The U.S. Bureau of Labor Statistics reported this morning that 215k nonfarm payrolls were added during the month of July. This follows revised payrolls gains of 231k in June and 260k in May.
The Professional Services industry added the most jobs in July.
The Education and Health Services industry, the Leisure and Hospitality industry, and the Professional Services industry have contributed the most to job gains over the last 8 years. The Construction and Manufacturing sectors have had the most difficulty recovering from the economic downturn.
The household survey shows that 536k full-time jobs were added in July, while part-time employment decreased by 402k. Since November 2007, when the household survey showed peak employment, full-time jobs have decreased by 286k and part-time jobs have increased by 2,507k.
Part-time employees made up 18.32% of the workforce in July, down from 18.60% in June.
Those part-time for economic reasons, workers who would prefer to be full-time but are involuntarily part-time, as a share of those part-time for noneconomic reasons was unchanged at 31.9%.

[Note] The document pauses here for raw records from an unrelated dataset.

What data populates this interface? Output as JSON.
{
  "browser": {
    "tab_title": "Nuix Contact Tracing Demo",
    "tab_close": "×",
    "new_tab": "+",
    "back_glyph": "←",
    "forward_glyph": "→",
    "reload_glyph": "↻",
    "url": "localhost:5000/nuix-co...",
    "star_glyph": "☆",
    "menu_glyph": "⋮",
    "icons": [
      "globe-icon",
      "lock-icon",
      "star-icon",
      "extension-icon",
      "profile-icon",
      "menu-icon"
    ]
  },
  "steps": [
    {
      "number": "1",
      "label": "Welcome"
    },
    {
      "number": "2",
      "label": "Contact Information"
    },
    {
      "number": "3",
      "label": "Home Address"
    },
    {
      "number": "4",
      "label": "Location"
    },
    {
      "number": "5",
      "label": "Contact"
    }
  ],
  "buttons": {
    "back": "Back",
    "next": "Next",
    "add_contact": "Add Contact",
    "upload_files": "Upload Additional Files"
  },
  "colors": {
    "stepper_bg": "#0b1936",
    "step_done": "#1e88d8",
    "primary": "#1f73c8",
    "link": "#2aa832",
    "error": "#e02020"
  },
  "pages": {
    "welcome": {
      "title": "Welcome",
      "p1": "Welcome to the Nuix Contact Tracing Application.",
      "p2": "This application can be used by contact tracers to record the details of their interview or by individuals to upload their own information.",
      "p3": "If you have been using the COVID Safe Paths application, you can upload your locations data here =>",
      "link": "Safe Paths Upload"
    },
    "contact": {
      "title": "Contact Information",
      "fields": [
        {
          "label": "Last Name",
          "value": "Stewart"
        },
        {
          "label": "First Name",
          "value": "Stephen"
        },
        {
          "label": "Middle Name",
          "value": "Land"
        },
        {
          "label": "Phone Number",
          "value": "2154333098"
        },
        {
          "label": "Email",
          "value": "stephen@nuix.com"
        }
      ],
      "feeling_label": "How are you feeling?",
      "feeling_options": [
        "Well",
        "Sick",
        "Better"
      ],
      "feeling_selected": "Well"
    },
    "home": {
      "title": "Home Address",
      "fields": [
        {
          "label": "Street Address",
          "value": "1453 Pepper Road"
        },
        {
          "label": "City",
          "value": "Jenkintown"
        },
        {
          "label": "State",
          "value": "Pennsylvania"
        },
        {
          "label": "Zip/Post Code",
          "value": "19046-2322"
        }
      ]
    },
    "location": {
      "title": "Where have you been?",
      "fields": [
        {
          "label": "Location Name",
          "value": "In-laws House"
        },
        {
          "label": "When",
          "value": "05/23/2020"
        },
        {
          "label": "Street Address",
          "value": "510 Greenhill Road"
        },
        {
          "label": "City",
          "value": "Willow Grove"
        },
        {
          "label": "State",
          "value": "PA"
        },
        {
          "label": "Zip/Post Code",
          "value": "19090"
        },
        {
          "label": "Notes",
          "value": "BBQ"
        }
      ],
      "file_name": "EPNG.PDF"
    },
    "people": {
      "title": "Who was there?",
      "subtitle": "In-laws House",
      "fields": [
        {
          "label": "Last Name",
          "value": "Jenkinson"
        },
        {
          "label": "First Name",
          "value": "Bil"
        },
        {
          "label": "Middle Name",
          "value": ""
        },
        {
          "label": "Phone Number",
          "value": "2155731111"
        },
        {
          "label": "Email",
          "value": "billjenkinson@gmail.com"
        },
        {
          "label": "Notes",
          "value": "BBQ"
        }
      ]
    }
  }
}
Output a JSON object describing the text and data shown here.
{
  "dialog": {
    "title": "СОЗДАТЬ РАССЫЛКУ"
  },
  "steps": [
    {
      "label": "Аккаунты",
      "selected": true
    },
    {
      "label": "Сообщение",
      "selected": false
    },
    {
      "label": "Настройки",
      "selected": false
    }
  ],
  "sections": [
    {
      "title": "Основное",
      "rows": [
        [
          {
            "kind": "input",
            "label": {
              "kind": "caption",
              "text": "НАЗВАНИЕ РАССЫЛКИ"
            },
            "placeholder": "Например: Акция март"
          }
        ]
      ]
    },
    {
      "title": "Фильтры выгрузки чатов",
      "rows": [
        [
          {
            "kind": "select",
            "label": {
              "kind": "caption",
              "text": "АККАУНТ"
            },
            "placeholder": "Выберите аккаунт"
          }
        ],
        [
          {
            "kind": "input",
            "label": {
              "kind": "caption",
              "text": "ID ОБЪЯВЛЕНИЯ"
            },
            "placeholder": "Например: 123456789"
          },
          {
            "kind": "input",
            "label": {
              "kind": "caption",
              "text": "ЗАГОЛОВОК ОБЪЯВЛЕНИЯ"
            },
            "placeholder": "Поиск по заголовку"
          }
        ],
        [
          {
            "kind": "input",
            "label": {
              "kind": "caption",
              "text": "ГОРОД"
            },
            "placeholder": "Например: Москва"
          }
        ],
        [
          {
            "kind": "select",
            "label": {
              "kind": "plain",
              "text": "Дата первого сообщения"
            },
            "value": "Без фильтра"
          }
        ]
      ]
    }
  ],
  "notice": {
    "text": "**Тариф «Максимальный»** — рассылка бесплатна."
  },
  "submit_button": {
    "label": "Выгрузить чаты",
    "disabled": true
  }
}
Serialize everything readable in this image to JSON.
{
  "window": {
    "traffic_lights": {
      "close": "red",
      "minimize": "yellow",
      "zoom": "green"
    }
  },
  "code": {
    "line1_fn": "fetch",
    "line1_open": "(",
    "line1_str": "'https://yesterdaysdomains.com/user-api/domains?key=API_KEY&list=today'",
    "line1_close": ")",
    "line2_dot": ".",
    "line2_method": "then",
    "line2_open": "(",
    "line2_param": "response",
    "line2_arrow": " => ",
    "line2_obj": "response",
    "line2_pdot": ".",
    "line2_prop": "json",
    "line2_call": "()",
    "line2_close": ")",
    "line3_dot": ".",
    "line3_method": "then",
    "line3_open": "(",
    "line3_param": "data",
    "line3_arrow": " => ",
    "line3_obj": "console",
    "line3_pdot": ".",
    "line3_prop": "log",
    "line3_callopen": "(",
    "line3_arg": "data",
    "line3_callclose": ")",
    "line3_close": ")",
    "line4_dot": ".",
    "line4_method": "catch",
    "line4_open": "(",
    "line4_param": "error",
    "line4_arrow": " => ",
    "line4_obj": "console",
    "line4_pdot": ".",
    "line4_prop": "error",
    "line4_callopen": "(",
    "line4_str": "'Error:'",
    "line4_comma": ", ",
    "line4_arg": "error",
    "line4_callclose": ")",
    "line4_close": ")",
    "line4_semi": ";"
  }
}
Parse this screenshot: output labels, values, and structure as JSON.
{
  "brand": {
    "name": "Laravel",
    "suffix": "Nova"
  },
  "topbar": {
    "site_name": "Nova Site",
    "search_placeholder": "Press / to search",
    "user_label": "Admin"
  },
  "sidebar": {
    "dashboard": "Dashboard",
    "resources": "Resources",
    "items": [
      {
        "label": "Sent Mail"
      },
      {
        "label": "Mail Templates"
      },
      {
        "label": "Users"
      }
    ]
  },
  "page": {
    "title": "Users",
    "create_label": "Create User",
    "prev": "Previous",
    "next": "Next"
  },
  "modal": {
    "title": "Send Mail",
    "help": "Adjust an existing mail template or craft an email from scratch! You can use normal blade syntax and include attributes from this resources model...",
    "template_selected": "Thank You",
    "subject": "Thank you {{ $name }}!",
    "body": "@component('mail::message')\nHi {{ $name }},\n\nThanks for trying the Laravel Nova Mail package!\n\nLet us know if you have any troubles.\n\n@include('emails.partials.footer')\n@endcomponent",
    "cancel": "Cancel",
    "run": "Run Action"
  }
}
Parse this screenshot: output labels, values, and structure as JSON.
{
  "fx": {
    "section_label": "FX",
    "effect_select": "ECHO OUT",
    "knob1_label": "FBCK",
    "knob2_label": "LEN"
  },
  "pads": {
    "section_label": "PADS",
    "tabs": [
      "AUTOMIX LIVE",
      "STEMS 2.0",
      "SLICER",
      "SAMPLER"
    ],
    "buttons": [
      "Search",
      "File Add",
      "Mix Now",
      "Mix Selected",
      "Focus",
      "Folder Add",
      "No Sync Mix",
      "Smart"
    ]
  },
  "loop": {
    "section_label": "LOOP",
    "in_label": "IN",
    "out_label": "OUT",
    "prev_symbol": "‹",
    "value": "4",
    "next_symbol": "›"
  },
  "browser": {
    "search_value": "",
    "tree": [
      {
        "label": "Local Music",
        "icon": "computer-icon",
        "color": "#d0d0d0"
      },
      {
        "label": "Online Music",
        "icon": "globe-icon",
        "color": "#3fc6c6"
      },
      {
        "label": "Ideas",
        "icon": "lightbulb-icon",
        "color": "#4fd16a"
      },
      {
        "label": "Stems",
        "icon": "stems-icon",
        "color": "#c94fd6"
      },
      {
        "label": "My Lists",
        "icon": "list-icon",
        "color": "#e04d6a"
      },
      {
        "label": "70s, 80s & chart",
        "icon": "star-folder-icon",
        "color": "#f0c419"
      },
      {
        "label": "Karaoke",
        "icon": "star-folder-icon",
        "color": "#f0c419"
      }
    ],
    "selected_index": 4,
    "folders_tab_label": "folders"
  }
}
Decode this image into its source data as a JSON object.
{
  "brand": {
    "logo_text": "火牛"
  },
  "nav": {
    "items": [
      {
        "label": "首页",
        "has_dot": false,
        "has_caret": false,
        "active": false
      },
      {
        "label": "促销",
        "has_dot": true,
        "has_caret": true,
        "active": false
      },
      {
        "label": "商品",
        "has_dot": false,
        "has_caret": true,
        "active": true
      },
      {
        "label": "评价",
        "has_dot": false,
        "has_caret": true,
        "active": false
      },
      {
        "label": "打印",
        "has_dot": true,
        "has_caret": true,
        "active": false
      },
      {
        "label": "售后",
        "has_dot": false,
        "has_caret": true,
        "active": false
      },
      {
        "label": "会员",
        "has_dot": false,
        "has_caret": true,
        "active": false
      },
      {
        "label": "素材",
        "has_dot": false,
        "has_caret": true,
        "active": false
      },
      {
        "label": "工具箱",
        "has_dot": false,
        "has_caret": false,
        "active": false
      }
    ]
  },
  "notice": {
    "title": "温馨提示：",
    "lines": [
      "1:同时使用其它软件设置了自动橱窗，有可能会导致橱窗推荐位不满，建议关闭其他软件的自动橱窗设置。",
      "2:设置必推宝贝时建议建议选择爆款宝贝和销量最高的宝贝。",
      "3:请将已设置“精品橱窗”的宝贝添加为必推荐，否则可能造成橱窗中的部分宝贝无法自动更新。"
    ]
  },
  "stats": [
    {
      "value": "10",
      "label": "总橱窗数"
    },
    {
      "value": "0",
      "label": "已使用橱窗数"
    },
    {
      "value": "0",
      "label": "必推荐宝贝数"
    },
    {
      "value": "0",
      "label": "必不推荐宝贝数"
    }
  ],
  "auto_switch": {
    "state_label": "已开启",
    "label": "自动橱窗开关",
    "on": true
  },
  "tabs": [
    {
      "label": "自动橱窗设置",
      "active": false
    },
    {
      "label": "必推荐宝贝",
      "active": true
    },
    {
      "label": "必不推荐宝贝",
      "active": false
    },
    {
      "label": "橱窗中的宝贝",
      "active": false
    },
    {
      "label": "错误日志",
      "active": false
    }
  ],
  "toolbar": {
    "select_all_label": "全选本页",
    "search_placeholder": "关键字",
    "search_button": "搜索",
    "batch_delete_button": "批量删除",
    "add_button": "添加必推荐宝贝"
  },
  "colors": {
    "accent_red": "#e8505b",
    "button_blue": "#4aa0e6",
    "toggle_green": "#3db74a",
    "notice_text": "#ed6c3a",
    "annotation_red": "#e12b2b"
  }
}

The unemployment rate (U-3) was 5.3% in July, unchanged from June. The broader unemployment rate (U-6) decreased to 10.4% from 10.5%.
The spread between the U-6 and U-3, or underemployment spread, decreased to 5.1%.
Youth unemployment continues to be volatile.
Unemployment for those with less than a high school diploma was at 8.3%.
Blacks continue to experience the highest unemployment rate at 9.1%.
The labor force participation rate was unchanged at 62.6%, while the employment-to-population ratio was also unchanged at 59.3%.
Participation among men was unchanged at 69.0% and participation among women was unchanged at 56.7%.
The participation rate for prime age workers (25-54) decreased to 80.7% from 80.8%.
Average weekly hours worked by production and supervisory employees was unchanged at 33.7, while average hourly earnings increased to $21.01 from $20.98. Average hourly earnings have increased 1.84% from a year ago.
Average duration of unemployment in July was 28.3 weeks, up from 28.1. This metric reached a high of 40.7 in 2011, and is still elevated by historical standards.
Of those unemployed, 41.5% have been so for 15 weeks or longer.
Annual employment growth against real GDP growth: